◆ INSTRUCTIONS TO FOLLOW
Reproduce the entries word for word, and omit any picture you find in them.

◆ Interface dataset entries
=== Begin Enclosure ===

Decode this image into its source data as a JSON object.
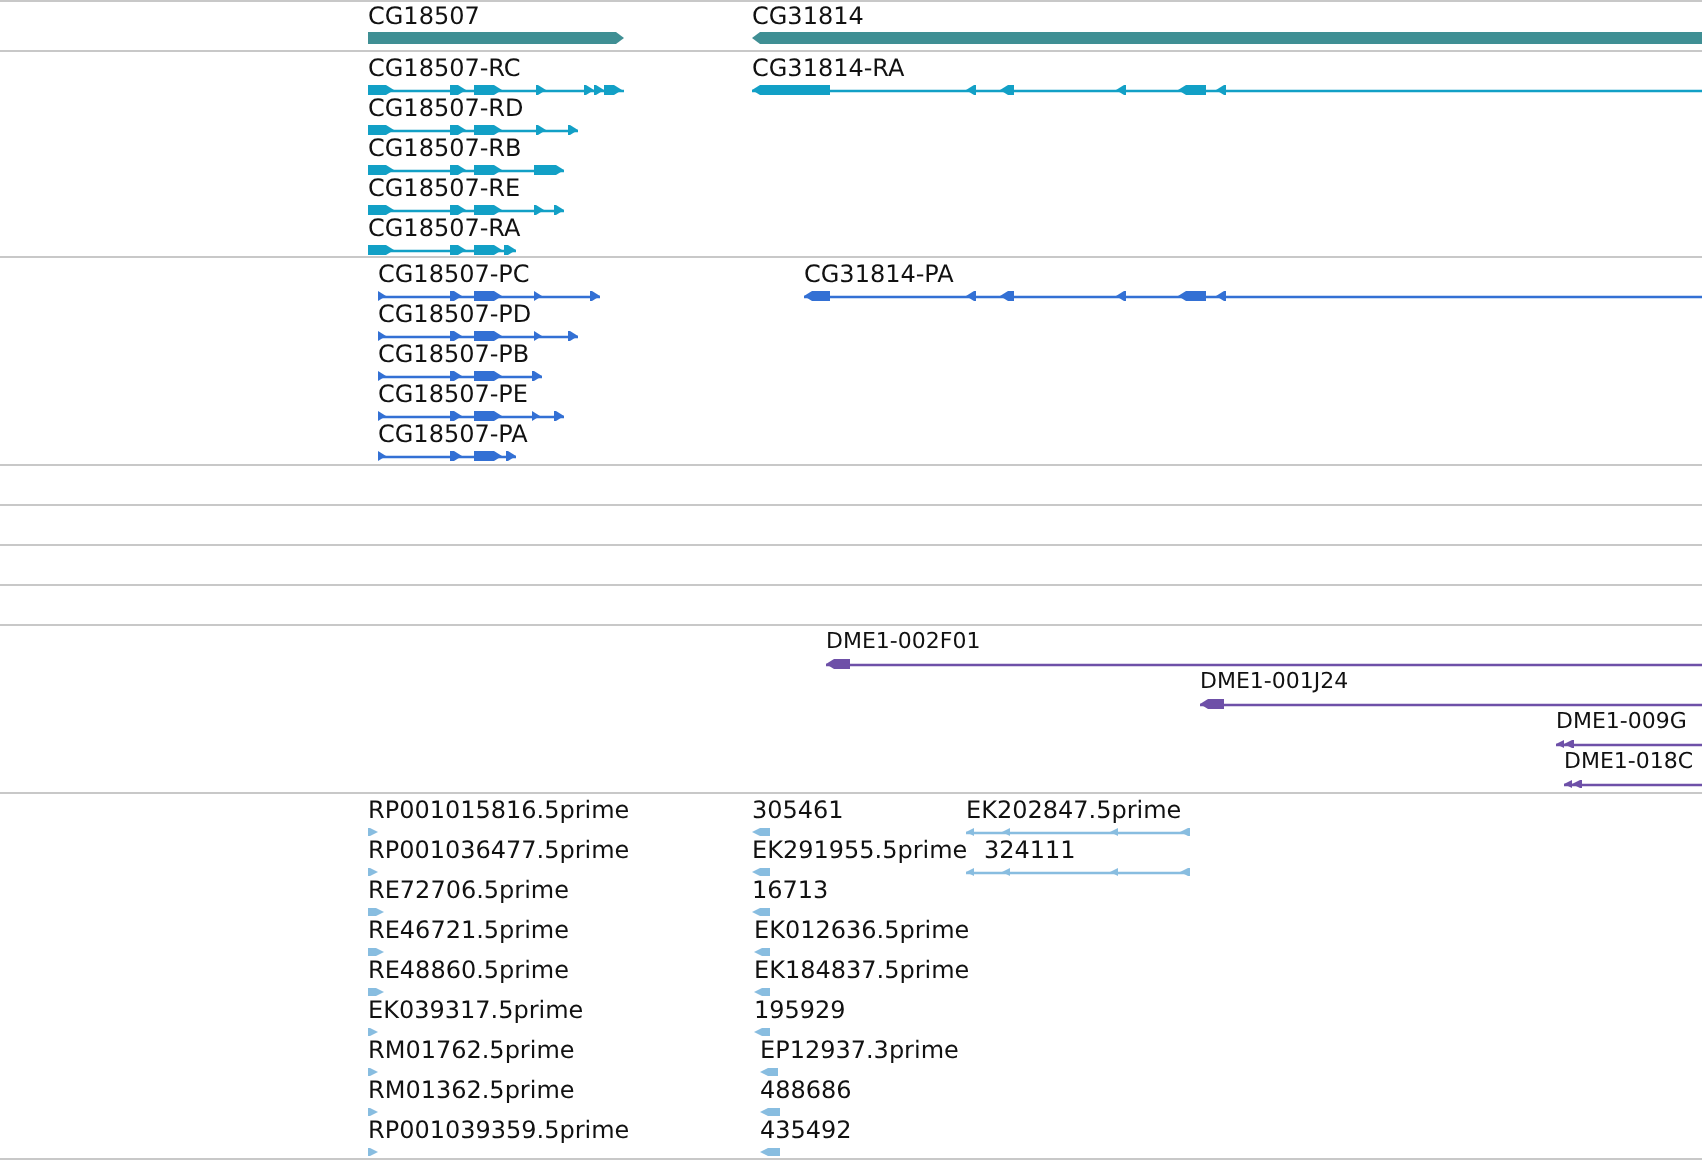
{
  "tracks": [
    {
      "kind": "gene",
      "color": "#3f8f94",
      "features": [
        {
          "label": "CG18507",
          "reverse": false
        },
        {
          "label": "CG31814",
          "reverse": true
        }
      ]
    },
    {
      "kind": "transcript",
      "color": "#12a0c6",
      "features": [
        {
          "label": "CG18507-RC",
          "reverse": false
        },
        {
          "label": "CG18507-RD",
          "reverse": false
        },
        {
          "label": "CG18507-RB",
          "reverse": false
        },
        {
          "label": "CG18507-RE",
          "reverse": false
        },
        {
          "label": "CG18507-RA",
          "reverse": false
        },
        {
          "label": "CG31814-RA",
          "reverse": true
        }
      ]
    },
    {
      "kind": "protein",
      "color": "#3370d4",
      "features": [
        {
          "label": "CG18507-PC",
          "reverse": false
        },
        {
          "label": "CG18507-PD",
          "reverse": false
        },
        {
          "label": "CG18507-PB",
          "reverse": false
        },
        {
          "label": "CG18507-PE",
          "reverse": false
        },
        {
          "label": "CG18507-PA",
          "reverse": false
        },
        {
          "label": "CG31814-PA",
          "reverse": true
        }
      ]
    },
    {
      "kind": "empty"
    },
    {
      "kind": "empty"
    },
    {
      "kind": "empty"
    },
    {
      "kind": "empty"
    },
    {
      "kind": "clone",
      "color": "#6e50a8",
      "features": [
        {
          "label": "DME1-002F01",
          "reverse": true
        },
        {
          "label": "DME1-001J24",
          "reverse": true
        },
        {
          "label": "DME1-009G",
          "reverse": true
        },
        {
          "label": "DME1-018C",
          "reverse": true
        }
      ]
    },
    {
      "kind": "est",
      "color": "#88bde0",
      "features": [
        {
          "label": "RP001015816.5prime",
          "reverse": false
        },
        {
          "label": "RP001036477.5prime",
          "reverse": false
        },
        {
          "label": "RE72706.5prime",
          "reverse": false
        },
        {
          "label": "RE46721.5prime",
          "reverse": false
        },
        {
          "label": "RE48860.5prime",
          "reverse": false
        },
        {
          "label": "EK039317.5prime",
          "reverse": false
        },
        {
          "label": "RM01762.5prime",
          "reverse": false
        },
        {
          "label": "RM01362.5prime",
          "reverse": false
        },
        {
          "label": "RP001039359.5prime",
          "reverse": false
        },
        {
          "label": "305461",
          "reverse": true
        },
        {
          "label": "EK291955.5prime",
          "reverse": true
        },
        {
          "label": "16713",
          "reverse": true
        },
        {
          "label": "EK012636.5prime",
          "reverse": true
        },
        {
          "label": "EK184837.5prime",
          "reverse": true
        },
        {
          "label": "195929",
          "reverse": true
        },
        {
          "label": "EP12937.3prime",
          "reverse": true
        },
        {
          "label": "488686",
          "reverse": true
        },
        {
          "label": "435492",
          "reverse": true
        },
        {
          "label": "EK202847.5prime",
          "reverse": true
        },
        {
          "label": "324111",
          "reverse": true
        }
      ]
    }
  ]
}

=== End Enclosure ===

◆ EXERCISE ANSWER
Decode this image into its source data as a JSON object.
{
  "tracks": [
    {
      "kind": "gene",
      "color": "#3f8f94",
      "features": [
        {
          "label": "CG18507",
          "reverse": false
        },
        {
          "label": "CG31814",
          "reverse": true
        }
      ]
    },
    {
      "kind": "transcript",
      "color": "#12a0c6",
      "features": [
        {
          "label": "CG18507-RC",
          "reverse": false
        },
        {
          "label": "CG18507-RD",
          "reverse": false
        },
        {
          "label": "CG18507-RB",
          "reverse": false
        },
        {
          "label": "CG18507-RE",
          "reverse": false
        },
        {
          "label": "CG18507-RA",
          "reverse": false
        },
        {
          "label": "CG31814-RA",
          "reverse": true
        }
      ]
    },
    {
      "kind": "protein",
      "color": "#3370d4",
      "features": [
        {
          "label": "CG18507-PC",
          "reverse": false
        },
        {
          "label": "CG18507-PD",
          "reverse": false
        },
        {
          "label": "CG18507-PB",
          "reverse": false
        },
        {
          "label": "CG18507-PE",
          "reverse": false
        },
        {
          "label": "CG18507-PA",
          "reverse": false
        },
        {
          "label": "CG31814-PA",
          "reverse": true
        }
      ]
    },
    {
      "kind": "empty"
    },
    {
      "kind": "empty"
    },
    {
      "kind": "empty"
    },
    {
      "kind": "empty"
    },
    {
      "kind": "clone",
      "color": "#6e50a8",
      "features": [
        {
          "label": "DME1-002F01",
          "reverse": true
        },
        {
          "label": "DME1-001J24",
          "reverse": true
        },
        {
          "label": "DME1-009G",
          "reverse": true
        },
        {
          "label": "DME1-018C",
          "reverse": true
        }
      ]
    },
    {
      "kind": "est",
      "color": "#88bde0",
      "features": [
        {
          "label": "RP001015816.5prime",
          "reverse": false
        },
        {
          "label": "RP001036477.5prime",
          "reverse": false
        },
        {
          "label": "RE72706.5prime",
          "reverse": false
        },
        {
          "label": "RE46721.5prime",
          "reverse": false
        },
        {
          "label": "RE48860.5prime",
          "reverse": false
        },
        {
          "label": "EK039317.5prime",
          "reverse": false
        },
        {
          "label": "RM01762.5prime",
          "reverse": false
        },
        {
          "label": "RM01362.5prime",
          "reverse": false
        },
        {
          "label": "RP001039359.5prime",
          "reverse": false
        },
        {
          "label": "305461",
          "reverse": true
        },
        {
          "label": "EK291955.5prime",
          "reverse": true
        },
        {
          "label": "16713",
          "reverse": true
        },
        {
          "label": "EK012636.5prime",
          "reverse": true
        },
        {
          "label": "EK184837.5prime",
          "reverse": true
        },
        {
          "label": "195929",
          "reverse": true
        },
        {
          "label": "EP12937.3prime",
          "reverse": true
        },
        {
          "label": "488686",
          "reverse": true
        },
        {
          "label": "435492",
          "reverse": true
        },
        {
          "label": "EK202847.5prime",
          "reverse": true
        },
        {
          "label": "324111",
          "reverse": true
        }
      ]
    }
  ]
}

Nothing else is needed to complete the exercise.